What is your strategy for expanding use of your innovation?

To scale up the usage and sales of the MCT, Imara Tech plans to establish workshops in major agricultural hubs throughout Tanzania. These hubs will fabricate MCTs, service existing machines that are in need of repairs, act as a showroom for potential buyers, and hold stock to be sold before the harvest season.

Sales of the MCT will happen with the assistance of partner organizations that have established networks with farmers in rural areas, either specializing in last-mile distribution or in selling inputs to farmers. We have already begun discussions with two organizations that fit these criteria and are in communication with them on how we can work together as Imara Tech scales.

One of the things that our users have demanded is assistance with financing: although the MCT can earn users up to $12 per hour and therefore be paid off over the course of the harvest season, the upfront cost is daunting to certain farmers. User’s want financial assistance when purchasing, and also need a warranty to cover the expected payback period of the product.
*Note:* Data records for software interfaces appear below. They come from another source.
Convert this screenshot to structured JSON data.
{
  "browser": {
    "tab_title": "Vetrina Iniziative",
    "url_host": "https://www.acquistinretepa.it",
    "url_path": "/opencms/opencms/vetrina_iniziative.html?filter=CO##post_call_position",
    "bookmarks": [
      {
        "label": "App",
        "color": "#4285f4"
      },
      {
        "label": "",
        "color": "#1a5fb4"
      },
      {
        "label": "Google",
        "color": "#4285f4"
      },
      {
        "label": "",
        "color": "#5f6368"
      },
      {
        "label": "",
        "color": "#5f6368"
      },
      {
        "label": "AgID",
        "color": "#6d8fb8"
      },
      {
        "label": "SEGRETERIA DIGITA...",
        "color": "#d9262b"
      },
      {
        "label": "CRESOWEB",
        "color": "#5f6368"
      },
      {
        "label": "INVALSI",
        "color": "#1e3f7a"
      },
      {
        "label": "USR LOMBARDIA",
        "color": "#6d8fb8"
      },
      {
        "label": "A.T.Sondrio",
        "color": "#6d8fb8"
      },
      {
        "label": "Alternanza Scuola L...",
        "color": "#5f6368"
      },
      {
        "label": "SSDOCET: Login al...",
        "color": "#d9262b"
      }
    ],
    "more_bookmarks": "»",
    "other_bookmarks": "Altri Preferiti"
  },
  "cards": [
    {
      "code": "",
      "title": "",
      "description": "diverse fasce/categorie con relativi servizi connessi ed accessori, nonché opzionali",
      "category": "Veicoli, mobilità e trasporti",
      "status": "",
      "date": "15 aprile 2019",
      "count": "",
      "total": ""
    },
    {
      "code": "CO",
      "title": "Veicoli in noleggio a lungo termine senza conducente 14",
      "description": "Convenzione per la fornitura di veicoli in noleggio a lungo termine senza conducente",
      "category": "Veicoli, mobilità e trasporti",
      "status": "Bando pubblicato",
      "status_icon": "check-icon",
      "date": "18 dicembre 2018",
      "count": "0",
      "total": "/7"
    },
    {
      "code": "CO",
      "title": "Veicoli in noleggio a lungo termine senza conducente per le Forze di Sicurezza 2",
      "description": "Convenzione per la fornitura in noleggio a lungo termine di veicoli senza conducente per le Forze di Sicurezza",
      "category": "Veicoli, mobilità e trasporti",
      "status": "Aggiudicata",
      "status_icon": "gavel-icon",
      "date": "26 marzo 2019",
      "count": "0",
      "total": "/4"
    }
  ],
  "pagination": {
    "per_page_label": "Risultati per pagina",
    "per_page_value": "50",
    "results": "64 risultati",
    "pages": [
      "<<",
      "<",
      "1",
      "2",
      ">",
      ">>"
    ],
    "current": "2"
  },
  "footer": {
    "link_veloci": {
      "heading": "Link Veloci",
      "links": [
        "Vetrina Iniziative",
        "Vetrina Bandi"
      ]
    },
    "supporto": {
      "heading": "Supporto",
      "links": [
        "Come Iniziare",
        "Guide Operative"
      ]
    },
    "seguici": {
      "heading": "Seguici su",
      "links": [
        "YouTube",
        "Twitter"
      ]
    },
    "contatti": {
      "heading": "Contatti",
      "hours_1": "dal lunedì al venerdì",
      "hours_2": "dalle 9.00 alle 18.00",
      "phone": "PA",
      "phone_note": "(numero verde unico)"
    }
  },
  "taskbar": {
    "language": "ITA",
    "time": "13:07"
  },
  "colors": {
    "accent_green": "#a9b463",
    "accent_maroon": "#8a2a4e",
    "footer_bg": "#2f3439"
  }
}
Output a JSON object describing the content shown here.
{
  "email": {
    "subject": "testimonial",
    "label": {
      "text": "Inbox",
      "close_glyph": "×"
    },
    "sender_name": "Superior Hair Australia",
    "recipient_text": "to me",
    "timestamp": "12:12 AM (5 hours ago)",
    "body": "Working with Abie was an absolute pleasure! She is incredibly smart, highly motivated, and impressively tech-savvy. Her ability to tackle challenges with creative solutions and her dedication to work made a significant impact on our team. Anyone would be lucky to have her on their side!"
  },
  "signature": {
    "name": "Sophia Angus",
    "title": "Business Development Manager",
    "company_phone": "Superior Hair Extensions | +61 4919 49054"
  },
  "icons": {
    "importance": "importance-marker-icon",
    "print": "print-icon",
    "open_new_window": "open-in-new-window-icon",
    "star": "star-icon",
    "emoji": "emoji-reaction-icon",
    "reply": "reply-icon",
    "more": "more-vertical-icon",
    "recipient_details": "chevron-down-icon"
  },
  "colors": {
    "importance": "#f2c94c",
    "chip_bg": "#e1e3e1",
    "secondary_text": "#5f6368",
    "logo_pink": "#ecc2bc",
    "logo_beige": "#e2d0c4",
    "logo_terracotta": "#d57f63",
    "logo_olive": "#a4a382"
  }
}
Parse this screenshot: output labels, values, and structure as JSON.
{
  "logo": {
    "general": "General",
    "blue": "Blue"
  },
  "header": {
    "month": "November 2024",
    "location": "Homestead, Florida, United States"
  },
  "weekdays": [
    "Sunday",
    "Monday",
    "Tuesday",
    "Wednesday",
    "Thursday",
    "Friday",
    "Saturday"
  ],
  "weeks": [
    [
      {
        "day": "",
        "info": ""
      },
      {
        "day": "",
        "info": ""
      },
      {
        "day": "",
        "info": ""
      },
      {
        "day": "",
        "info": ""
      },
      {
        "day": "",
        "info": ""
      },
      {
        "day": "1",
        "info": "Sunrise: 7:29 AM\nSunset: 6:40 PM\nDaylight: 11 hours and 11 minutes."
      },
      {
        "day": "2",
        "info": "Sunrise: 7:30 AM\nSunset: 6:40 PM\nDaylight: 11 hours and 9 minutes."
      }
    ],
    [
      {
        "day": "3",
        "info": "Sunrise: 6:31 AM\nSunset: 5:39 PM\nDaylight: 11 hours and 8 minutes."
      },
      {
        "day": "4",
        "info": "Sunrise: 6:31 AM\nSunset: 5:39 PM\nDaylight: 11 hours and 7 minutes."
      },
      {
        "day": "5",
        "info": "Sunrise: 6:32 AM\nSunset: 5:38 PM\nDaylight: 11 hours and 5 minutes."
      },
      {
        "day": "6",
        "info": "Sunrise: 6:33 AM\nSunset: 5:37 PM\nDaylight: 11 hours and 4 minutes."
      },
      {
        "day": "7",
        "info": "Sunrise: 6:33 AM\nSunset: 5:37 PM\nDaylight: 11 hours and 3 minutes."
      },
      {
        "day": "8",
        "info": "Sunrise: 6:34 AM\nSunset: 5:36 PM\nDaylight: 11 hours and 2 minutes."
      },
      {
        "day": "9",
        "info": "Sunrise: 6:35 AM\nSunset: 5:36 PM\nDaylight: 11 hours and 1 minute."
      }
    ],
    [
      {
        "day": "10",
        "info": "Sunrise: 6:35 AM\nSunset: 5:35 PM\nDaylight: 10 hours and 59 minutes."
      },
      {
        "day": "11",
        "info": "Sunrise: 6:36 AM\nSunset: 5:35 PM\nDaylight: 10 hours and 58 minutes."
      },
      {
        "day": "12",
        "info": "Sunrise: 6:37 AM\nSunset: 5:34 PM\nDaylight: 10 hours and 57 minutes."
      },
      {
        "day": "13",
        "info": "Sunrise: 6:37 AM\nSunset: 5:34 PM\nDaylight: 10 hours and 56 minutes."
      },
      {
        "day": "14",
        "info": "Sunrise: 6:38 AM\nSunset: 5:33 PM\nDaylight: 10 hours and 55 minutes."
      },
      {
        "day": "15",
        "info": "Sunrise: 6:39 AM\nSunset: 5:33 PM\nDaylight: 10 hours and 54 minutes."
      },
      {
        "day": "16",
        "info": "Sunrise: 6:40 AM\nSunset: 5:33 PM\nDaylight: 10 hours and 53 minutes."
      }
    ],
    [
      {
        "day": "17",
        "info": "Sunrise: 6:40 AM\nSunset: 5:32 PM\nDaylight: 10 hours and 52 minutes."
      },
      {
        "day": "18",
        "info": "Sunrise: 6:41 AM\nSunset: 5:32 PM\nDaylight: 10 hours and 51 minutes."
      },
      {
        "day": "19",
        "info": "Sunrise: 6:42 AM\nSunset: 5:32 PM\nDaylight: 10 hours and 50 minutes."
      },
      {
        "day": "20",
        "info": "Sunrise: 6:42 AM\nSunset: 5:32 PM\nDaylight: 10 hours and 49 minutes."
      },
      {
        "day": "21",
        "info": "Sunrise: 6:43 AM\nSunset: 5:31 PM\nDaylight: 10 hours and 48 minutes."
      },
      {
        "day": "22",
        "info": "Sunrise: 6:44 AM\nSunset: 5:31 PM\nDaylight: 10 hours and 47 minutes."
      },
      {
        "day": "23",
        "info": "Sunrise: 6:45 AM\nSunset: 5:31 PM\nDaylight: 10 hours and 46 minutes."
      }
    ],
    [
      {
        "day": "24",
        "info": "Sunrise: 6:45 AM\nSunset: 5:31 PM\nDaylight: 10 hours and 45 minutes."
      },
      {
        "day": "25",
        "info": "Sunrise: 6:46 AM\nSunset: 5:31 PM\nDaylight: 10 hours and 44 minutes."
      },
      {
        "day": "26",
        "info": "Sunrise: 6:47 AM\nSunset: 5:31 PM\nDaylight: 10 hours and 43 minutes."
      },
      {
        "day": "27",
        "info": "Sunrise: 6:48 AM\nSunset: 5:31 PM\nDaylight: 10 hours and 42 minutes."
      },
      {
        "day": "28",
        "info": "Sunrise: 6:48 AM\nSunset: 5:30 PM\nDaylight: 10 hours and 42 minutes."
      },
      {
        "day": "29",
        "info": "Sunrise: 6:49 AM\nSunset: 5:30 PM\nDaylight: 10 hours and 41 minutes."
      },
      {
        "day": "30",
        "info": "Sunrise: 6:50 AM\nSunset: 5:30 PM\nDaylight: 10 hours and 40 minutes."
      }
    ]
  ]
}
To promote adoption, we’re offering both. The warranty and repairs will be covered by Imara Tech using our technicians based out of our workshops, and we plan to cover the financing through a partner organization: we have already identified one potential partner that offers three year financing on equipment purchases, which we believe will be a very promising partnership for both organizations and will enable us to reach a broader customer-base.

Through our distributed manufacturing model and with the help of strong partnerships for distribution and financing, Imara envisions expanding its presence and serving the estimated 110 million smallholder farmers throughout East Africa.

Next Steps

In the next year, Imara Tech plans to:

    Sell the first round of 15 MCTs
    Gather data on the MCT’s usage and its social impact
    Raise investment for the upcoming year
    Establish the first workshop unit and begin production of MCTs for 2017
    Finalize partnerships with distribution and finance partners

Discuss

Question for the innovator

Hello Elliot Avila and Alfred Chengula,
How will improved threshing and financing solve postharvest loss like aflatoxin?
How will merely raising production deliver the net benefits to growers unless growers can store their harvest for better prices?
Have you considered adding Mobile utlity storage to your package?
William